Join Date: Feb 2009
Location: Northeastern BC
Careful about confusing "tongue weight" with gross trailer weight. There's no way your average 2" receiver hitch will take a 2000 lb. tongue weight. A couple of hundred at *most*.
The tongue weight is the weight the trailer tongue would be putting on the suspension of your vehicle -- not the actual weight of the trailer. Remember, the idea is to somewhat balance your trailer load (with a small bias in front of the trailer wheels), so that the trailer is carrying the deadweight, not your vehichle.
For example, the other day I was using a U-haul utility trailer to cart a load of broken concrete from my backyard to the dump. The weight of the broken concrete in the trailer just happened to be 2006 lbs. However, I could still wiggle the tongue on the hitch up and down with my bare hands. Which means I could probably have dead-lifted the tongue. I'd guess there was about 150 - 200 lbs. *tongue weight*.
You need a little bit of weight ahead of the trailer axle (ie., on the tongue) to keep it from weaving.
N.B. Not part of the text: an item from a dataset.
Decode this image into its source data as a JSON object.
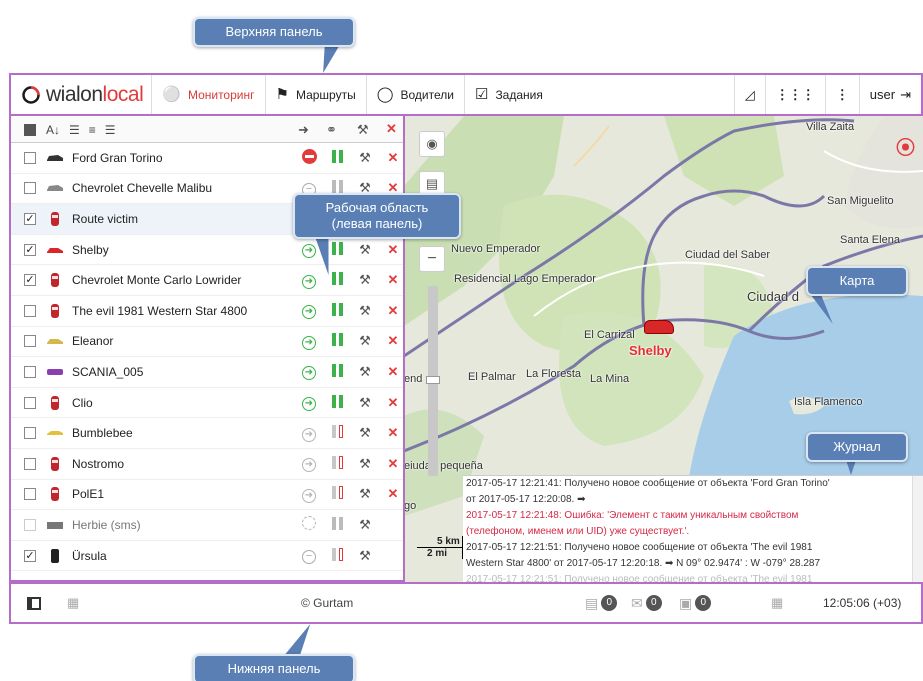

I think the rule of thumb is 60/40. My drop hitch actually has stamped it's maximum tongue weight at 600 lbs., before it presumably snaps in half, or something.
Now, if the entire weight of my concrete would have been on the tongue, I probably would have snapped my leaf springs on the first pot-hole, assuming my front wheels could even touch the ground!
Tongue weight vs. trailer weight -- that's why even a compact 1/2 ton like a Ranger can pull almost 3 tons, no problem. I'd guess the braking capacity of the vehicle is the limiting factor?
If Princess Auto were a real girl, I'd ask her to marry me.